__Source material__:
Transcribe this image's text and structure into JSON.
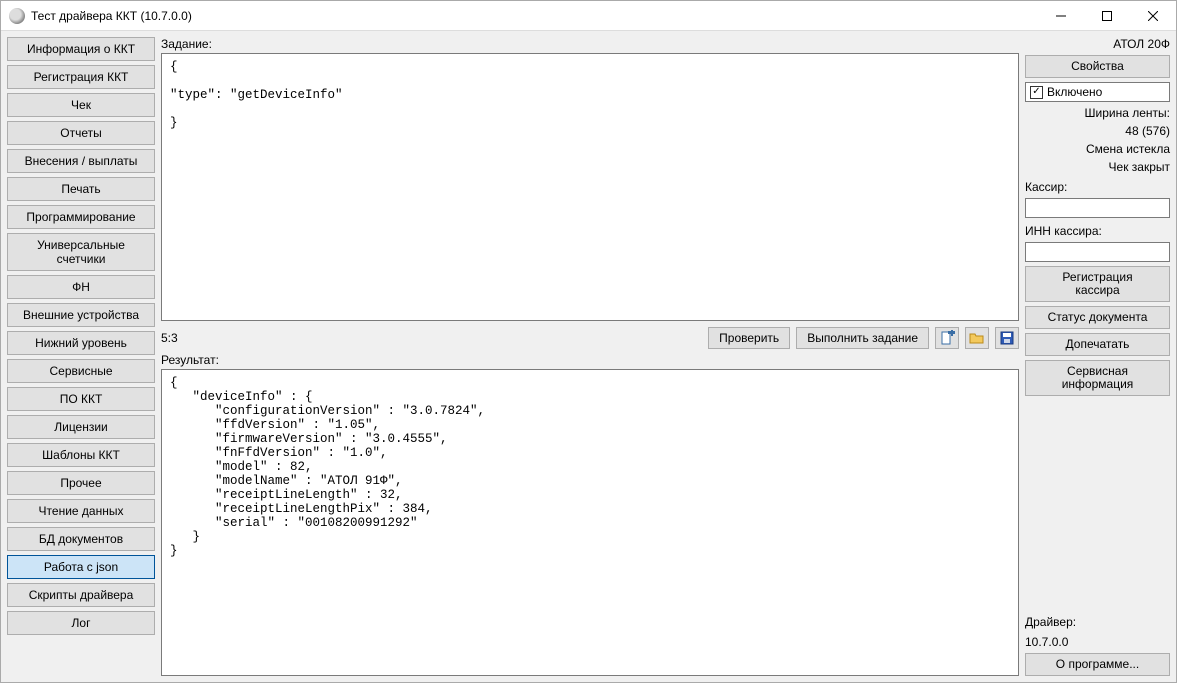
{
  "window": {
    "title": "Тест драйвера ККТ (10.7.0.0)"
  },
  "sidebar": {
    "items": [
      {
        "label": "Информация о ККТ"
      },
      {
        "label": "Регистрация ККТ"
      },
      {
        "label": "Чек"
      },
      {
        "label": "Отчеты"
      },
      {
        "label": "Внесения / выплаты"
      },
      {
        "label": "Печать"
      },
      {
        "label": "Программирование"
      },
      {
        "label": "Универсальные счетчики"
      },
      {
        "label": "ФН"
      },
      {
        "label": "Внешние устройства"
      },
      {
        "label": "Нижний уровень"
      },
      {
        "label": "Сервисные"
      },
      {
        "label": "ПО ККТ"
      },
      {
        "label": "Лицензии"
      },
      {
        "label": "Шаблоны ККТ"
      },
      {
        "label": "Прочее"
      },
      {
        "label": "Чтение данных"
      },
      {
        "label": "БД документов"
      },
      {
        "label": "Работа с json"
      },
      {
        "label": "Скрипты драйвера"
      },
      {
        "label": "Лог"
      }
    ],
    "active_index": 18
  },
  "center": {
    "task_label": "Задание:",
    "task_text": "{\n\n\"type\": \"getDeviceInfo\"\n\n}",
    "cursor_pos": "5:3",
    "validate_btn": "Проверить",
    "execute_btn": "Выполнить задание",
    "result_label": "Результат:",
    "result_text": "{\n   \"deviceInfo\" : {\n      \"configurationVersion\" : \"3.0.7824\",\n      \"ffdVersion\" : \"1.05\",\n      \"firmwareVersion\" : \"3.0.4555\",\n      \"fnFfdVersion\" : \"1.0\",\n      \"model\" : 82,\n      \"modelName\" : \"АТОЛ 91Ф\",\n      \"receiptLineLength\" : 32,\n      \"receiptLineLengthPix\" : 384,\n      \"serial\" : \"00108200991292\"\n   }\n}"
  },
  "right": {
    "device_name": "АТОЛ 20Ф",
    "properties_btn": "Свойства",
    "enabled_label": "Включено",
    "enabled_checked": true,
    "tape_width_label": "Ширина ленты:",
    "tape_width_value": "48 (576)",
    "shift_status": "Смена истекла",
    "receipt_status": "Чек закрыт",
    "cashier_label": "Кассир:",
    "cashier_inn_label": "ИНН кассира:",
    "register_cashier_btn": "Регистрация\nкассира",
    "doc_status_btn": "Статус документа",
    "reprint_btn": "Допечатать",
    "service_info_btn": "Сервисная\nинформация",
    "driver_label": "Драйвер:",
    "driver_version": "10.7.0.0",
    "about_btn": "О программе..."
  }
}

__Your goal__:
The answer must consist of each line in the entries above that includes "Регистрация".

__Answer to the exercise__:
        "label": "Регистрация ККТ"
    "register_cashier_btn": "Регистрация\nкассира",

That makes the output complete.